Easy, alternative soft deletion: `deleted_record_insert`

Dec 28, 2022

A few months back I wrote Soft deletion probably isn’t worth it (referring to the traditional strategy of putting a deleted_at column in each table), an assertion that I still stand behind. I’ve spent the time migrating our code away from deleted_at, and we’re now at the point where it’s only left on a couple core tables where we want to retain deleted records for an exceptionally long time for debugging purposes.

Nearer to the end of the article I suggest an alternative to deleted_at called deleted_record, a separate schemaless table that gets a full dump of deleted data, but which doesn’t interfere with mainline code (no need to include a deleted_at IS NULL predicate in every live query, no foreign key problems), and without the expectation that it’ll be used to undelete data (which probably wouldn’t work for deleted_at anyway).

CREATE TABLE deleted_record (
    id uuid PRIMARY KEY DEFAULT gen_ulid(),
    data jsonb NOT NULL,
    deleted_at timestamptz NOT NULL DEFAULT current_timestamp,
    object_id uuid NOT NULL,
    table_name varchar(200) NOT NULL,
    updated_at timestamptz NOT NULL DEFAULT current_timestamp

Previously, I’d suggested manually writing deleted_record into each deletion query, but we’ve since found a much cleaner way to do it. Here’s a function which will generically insert a deleted record from any source table:

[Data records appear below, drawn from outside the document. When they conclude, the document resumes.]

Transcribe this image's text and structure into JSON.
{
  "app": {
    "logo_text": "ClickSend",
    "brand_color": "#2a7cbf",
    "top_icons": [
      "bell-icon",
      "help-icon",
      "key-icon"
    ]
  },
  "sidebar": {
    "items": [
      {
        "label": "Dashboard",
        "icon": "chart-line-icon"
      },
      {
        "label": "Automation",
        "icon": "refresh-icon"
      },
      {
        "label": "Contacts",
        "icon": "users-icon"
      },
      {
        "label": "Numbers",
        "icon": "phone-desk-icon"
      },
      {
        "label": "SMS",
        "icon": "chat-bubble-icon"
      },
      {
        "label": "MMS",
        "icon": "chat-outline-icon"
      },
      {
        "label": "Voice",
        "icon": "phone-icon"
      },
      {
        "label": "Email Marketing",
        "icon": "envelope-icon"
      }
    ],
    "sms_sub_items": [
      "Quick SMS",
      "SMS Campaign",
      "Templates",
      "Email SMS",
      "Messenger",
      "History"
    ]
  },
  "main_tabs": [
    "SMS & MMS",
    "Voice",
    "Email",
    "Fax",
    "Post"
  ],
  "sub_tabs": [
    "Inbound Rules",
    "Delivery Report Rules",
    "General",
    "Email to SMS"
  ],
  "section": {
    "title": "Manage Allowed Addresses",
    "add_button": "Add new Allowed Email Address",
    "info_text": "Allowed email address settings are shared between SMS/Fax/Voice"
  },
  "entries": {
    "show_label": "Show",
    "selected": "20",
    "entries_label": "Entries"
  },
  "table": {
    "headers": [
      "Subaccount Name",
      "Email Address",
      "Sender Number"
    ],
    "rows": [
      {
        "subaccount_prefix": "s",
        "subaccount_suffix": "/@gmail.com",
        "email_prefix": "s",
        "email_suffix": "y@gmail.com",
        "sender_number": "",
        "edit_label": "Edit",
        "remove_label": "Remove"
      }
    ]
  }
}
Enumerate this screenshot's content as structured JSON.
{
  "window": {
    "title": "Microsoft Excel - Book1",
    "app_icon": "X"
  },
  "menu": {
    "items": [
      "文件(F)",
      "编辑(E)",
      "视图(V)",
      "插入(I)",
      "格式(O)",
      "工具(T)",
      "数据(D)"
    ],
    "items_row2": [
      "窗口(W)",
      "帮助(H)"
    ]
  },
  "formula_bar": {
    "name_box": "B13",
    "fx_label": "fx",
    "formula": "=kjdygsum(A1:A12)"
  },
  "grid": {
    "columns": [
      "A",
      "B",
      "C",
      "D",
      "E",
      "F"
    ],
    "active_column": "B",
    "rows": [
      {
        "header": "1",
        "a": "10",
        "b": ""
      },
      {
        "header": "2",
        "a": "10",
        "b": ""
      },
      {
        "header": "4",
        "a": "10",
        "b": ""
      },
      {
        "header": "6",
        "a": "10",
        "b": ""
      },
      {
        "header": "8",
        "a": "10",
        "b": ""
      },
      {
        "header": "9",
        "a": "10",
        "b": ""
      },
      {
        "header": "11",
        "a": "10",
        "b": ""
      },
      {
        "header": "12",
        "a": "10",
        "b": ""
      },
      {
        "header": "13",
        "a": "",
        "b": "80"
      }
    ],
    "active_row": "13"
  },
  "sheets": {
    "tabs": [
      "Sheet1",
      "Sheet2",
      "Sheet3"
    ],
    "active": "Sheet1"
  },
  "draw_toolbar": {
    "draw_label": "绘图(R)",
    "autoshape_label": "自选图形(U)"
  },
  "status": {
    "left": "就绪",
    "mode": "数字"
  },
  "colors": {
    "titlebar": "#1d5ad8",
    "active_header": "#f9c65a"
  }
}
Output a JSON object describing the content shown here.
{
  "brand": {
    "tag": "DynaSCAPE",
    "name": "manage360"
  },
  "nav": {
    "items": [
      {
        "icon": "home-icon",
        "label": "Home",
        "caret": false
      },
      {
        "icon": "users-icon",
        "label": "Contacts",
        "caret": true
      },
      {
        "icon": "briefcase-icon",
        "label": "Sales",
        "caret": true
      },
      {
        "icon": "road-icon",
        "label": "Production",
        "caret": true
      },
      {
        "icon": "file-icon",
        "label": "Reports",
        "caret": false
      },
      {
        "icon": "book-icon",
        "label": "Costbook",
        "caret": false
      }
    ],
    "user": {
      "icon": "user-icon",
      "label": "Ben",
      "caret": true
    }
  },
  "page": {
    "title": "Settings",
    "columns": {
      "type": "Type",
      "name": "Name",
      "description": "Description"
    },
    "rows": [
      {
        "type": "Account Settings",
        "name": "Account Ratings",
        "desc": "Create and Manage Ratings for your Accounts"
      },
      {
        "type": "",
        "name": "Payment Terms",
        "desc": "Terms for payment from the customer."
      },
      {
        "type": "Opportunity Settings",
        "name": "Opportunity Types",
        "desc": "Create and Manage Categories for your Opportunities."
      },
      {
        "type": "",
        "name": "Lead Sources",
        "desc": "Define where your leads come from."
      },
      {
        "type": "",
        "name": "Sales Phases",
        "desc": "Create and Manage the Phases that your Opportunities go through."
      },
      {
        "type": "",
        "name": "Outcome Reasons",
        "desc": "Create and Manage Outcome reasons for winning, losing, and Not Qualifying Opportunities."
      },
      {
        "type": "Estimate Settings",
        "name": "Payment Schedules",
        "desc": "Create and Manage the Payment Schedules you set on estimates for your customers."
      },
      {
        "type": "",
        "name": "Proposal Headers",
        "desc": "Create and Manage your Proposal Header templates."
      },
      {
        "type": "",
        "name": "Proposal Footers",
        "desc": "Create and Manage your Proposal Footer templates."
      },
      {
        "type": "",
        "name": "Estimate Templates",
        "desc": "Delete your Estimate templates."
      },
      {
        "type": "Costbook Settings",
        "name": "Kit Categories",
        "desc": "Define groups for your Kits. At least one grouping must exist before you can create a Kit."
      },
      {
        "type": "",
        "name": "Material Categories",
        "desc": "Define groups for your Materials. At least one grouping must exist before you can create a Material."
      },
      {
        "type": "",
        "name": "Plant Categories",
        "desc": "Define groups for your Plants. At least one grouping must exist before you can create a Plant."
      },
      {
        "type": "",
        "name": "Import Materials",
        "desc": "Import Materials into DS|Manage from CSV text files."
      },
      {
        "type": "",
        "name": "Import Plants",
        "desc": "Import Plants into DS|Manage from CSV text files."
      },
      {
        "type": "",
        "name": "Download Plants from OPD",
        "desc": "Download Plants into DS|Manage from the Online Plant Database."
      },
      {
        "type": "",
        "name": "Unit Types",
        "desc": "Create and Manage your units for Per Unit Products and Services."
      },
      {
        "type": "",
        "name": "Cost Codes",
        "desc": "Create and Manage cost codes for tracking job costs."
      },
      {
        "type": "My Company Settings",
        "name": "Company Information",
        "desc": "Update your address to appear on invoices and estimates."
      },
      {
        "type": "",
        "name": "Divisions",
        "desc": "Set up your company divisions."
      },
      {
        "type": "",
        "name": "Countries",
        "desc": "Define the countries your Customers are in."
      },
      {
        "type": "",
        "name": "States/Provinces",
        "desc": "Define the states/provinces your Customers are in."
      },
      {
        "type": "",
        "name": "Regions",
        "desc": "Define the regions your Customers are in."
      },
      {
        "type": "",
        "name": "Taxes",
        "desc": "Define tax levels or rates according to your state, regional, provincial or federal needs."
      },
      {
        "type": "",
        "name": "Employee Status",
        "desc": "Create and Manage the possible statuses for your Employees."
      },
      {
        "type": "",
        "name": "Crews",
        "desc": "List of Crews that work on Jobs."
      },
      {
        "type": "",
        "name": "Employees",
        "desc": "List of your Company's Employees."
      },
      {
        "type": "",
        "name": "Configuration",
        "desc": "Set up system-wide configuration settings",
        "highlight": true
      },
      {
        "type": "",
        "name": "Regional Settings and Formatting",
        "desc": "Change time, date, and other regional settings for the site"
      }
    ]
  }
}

CREATE FUNCTION deleted_record_insert() RETURNS trigger
    LANGUAGE plpgsql
AS $$
        EXECUTE 'INSERT INTO deleted_record (data, object_id, table_name) VALUES ($1, $2, $3)'
        USING to_jsonb(OLD.*), OLD.id, TG_TABLE_NAME;

        RETURN OLD;

Invoke it as an AFTER DELETE trigger on any table for which you want to retain soft deletion records:

CREATE TRIGGER deleted_record_insert AFTER DELETE ON credit
    FOR EACH ROW EXECUTE FUNCTION deleted_record_insert();
CREATE TRIGGER deleted_record_insert AFTER DELETE ON discount
    FOR EACH ROW EXECUTE FUNCTION deleted_record_insert();
CREATE TRIGGER deleted_record_insert AFTER DELETE ON invoice
    FOR EACH ROW EXECUTE FUNCTION deleted_record_insert();

Speaking from 30,000 feet, programming is all about tradeoffs. However, this is one of those rare places where as far as I can tell the cost/benefit skew is so disproportionate that the common platitude falls flat.

Since introducing this pattern months ago I haven’t detected a single problem as it’s happily worked away in the background without issue and there hasn’t been a moment where I’ve found myself wishing that I had deleted_at back. During this time we’ve undoubtedly saved ourselves from dozens of bugs and countless hours of debugging time as people accidentally omit deleted_at IS NULL from production and analytical queries.

A++ programming pattern. Would implement again.

Did I make a mistake? Please consider sending a pull request.